→ **What the task requires**: Retype the listing that follows, exactly as written.
-*-*-
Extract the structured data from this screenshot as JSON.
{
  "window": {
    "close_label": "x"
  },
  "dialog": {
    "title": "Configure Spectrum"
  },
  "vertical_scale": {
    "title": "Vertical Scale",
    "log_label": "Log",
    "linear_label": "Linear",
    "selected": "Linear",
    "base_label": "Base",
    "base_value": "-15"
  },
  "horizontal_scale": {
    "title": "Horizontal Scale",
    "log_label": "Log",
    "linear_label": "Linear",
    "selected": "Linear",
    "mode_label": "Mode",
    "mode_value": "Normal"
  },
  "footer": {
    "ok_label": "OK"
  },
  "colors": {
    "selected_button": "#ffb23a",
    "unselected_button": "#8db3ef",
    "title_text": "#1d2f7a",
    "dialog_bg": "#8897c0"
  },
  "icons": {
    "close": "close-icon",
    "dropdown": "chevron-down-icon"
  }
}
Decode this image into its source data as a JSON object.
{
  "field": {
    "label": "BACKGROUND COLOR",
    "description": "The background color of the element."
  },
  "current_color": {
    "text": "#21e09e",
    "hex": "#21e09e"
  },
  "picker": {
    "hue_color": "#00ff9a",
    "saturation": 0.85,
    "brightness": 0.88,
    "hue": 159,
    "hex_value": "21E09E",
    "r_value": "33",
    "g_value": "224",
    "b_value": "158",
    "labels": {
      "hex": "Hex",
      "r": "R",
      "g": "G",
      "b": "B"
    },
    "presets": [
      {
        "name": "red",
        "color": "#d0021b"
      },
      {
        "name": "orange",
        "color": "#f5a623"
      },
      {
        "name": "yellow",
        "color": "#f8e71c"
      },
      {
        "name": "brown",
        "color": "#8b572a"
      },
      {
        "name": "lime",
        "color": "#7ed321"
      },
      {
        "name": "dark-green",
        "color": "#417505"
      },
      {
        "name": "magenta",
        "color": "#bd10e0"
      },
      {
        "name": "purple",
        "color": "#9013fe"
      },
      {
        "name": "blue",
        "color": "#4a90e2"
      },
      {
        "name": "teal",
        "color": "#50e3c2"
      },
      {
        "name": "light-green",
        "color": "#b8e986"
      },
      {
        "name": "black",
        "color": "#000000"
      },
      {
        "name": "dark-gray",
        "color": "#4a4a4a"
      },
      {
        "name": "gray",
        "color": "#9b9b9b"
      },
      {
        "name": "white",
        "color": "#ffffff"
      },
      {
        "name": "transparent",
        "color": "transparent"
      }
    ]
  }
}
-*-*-
→ **Written answer**:
Extract the structured data from this screenshot as JSON.
{
  "window": {
    "close_label": "x"
  },
  "dialog": {
    "title": "Configure Spectrum"
  },
  "vertical_scale": {
    "title": "Vertical Scale",
    "log_label": "Log",
    "linear_label": "Linear",
    "selected": "Linear",
    "base_label": "Base",
    "base_value": "-15"
  },
  "horizontal_scale": {
    "title": "Horizontal Scale",
    "log_label": "Log",
    "linear_label": "Linear",
    "selected": "Linear",
    "mode_label": "Mode",
    "mode_value": "Normal"
  },
  "footer": {
    "ok_label": "OK"
  },
  "colors": {
    "selected_button": "#ffb23a",
    "unselected_button": "#8db3ef",
    "title_text": "#1d2f7a",
    "dialog_bg": "#8897c0"
  },
  "icons": {
    "close": "close-icon",
    "dropdown": "chevron-down-icon"
  }
}
Decode this image into its source data as a JSON object.
{
  "field": {
    "label": "BACKGROUND COLOR",
    "description": "The background color of the element."
  },
  "current_color": {
    "text": "#21e09e",
    "hex": "#21e09e"
  },
  "picker": {
    "hue_color": "#00ff9a",
    "saturation": 0.85,
    "brightness": 0.88,
    "hue": 159,
    "hex_value": "21E09E",
    "r_value": "33",
    "g_value": "224",
    "b_value": "158",
    "labels": {
      "hex": "Hex",
      "r": "R",
      "g": "G",
      "b": "B"
    },
    "presets": [
      {
        "name": "red",
        "color": "#d0021b"
      },
      {
        "name": "orange",
        "color": "#f5a623"
      },
      {
        "name": "yellow",
        "color": "#f8e71c"
      },
      {
        "name": "brown",
        "color": "#8b572a"
      },
      {
        "name": "lime",
        "color": "#7ed321"
      },
      {
        "name": "dark-green",
        "color": "#417505"
      },
      {
        "name": "magenta",
        "color": "#bd10e0"
      },
      {
        "name": "purple",
        "color": "#9013fe"
      },
      {
        "name": "blue",
        "color": "#4a90e2"
      },
      {
        "name": "teal",
        "color": "#50e3c2"
      },
      {
        "name": "light-green",
        "color": "#b8e986"
      },
      {
        "name": "black",
        "color": "#000000"
      },
      {
        "name": "dark-gray",
        "color": "#4a4a4a"
      },
      {
        "name": "gray",
        "color": "#9b9b9b"
      },
      {
        "name": "white",
        "color": "#ffffff"
      },
      {
        "name": "transparent",
        "color": "transparent"
      }
    ]
  }
}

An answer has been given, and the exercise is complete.